In a contribution for the Belgrade newspaper Politika, Enlargement Commissioner Olli Rehn wrote: "If the problem is not solved before Wednesday [3 May 2006], the Commission will have to cancel the next round of talks, scheduled for 11 May 2006." Before a decision is taken, Rehn now wants to talk to Court Prosecutor Carla del Ponte, who has repeatedly made claims that Mladic is hiding under the protection of parts of the Serbian Army. On 1 May 2006, her spokesman Anton Nikiforov said the prosecutor will comment on the issue only after meeting Rehn on 3 May.
Several of Mladic's presumed helpers were arrested at the beginning of 2006, and ten days before the EU deadline ran out, there were reports that his arrest was close at hand. However, according to another article in the Politika, Serbian authorities have real difficulties finding Mladic, and a quick arrest seems to be unlikely now.
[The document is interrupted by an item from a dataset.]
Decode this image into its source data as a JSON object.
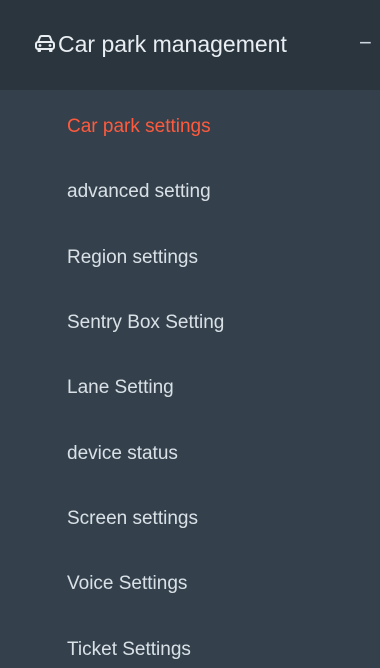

Serbian authorities expect talks with the EU to be stalled for a month, the paper says.
Slowing down EU partnership talks would be strengthening the cause of Montenegrin President Milo Djukanovic, who is holding a referendum on 21 May 2006, trying to gain support for the independence of the smaller of the two remaining republics of the former Yugoslavia.